■ PROBLEM DESCRIPTION ■
The required answer is every line of the data containing the word "Героям".

----

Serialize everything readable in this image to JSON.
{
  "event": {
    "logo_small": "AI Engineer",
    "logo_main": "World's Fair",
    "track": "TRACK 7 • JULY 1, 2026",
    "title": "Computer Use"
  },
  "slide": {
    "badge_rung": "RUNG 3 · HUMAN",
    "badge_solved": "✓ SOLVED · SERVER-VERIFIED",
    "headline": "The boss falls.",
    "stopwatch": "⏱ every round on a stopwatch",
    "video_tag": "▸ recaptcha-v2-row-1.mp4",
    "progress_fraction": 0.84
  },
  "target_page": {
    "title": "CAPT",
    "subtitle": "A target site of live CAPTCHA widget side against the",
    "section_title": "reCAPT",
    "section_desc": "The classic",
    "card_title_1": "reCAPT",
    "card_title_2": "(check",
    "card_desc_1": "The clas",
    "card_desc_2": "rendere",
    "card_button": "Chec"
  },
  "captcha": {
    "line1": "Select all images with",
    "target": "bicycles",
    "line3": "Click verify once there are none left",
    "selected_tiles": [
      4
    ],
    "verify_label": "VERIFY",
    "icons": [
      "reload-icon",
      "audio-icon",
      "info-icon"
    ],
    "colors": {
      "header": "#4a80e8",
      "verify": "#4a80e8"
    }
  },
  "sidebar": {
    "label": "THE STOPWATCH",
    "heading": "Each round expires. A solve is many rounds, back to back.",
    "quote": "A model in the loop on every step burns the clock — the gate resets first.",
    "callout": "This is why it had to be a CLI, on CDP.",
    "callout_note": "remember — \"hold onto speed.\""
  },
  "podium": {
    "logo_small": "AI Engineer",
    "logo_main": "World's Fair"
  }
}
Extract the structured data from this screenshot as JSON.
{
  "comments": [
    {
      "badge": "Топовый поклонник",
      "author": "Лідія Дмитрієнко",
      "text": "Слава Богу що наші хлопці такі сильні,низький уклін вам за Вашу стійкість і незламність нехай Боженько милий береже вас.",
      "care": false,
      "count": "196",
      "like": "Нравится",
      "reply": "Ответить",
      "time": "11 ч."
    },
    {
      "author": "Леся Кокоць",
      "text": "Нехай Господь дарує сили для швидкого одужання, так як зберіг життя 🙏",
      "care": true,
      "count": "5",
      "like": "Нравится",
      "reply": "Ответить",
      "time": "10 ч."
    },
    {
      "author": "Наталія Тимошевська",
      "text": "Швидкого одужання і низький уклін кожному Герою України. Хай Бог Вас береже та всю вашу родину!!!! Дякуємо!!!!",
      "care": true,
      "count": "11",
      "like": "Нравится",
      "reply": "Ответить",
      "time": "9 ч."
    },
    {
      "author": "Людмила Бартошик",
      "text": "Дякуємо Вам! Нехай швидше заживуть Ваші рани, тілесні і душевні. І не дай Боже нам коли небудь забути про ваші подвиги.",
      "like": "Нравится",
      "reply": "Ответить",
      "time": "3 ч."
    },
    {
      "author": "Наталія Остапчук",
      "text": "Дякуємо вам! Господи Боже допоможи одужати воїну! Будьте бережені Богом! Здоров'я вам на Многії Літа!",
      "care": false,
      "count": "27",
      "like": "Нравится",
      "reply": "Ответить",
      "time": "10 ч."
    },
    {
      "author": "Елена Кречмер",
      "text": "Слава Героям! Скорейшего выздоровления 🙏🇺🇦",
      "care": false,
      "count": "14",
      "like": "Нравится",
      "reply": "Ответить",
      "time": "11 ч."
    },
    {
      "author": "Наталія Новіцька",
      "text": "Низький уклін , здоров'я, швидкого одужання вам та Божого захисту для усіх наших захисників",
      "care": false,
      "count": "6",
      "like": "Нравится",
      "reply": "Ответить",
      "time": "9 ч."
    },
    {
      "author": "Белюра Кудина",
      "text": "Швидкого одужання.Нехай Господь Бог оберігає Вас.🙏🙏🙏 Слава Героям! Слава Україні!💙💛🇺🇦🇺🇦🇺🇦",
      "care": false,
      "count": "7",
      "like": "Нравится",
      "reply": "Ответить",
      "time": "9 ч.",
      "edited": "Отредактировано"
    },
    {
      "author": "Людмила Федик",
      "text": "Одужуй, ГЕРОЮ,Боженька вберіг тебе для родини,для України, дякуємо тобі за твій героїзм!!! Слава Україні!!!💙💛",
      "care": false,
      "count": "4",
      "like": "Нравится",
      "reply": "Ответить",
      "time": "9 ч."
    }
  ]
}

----

■ TASK SOLUTION ■
      "text": "Слава Героям! Скорейшего выздоровления 🙏🇺🇦",
      "text": "Швидкого одужання.Нехай Господь Бог оберігає Вас.🙏🙏🙏 Слава Героям! Слава Україні!💙💛🇺🇦🇺🇦🇺🇦",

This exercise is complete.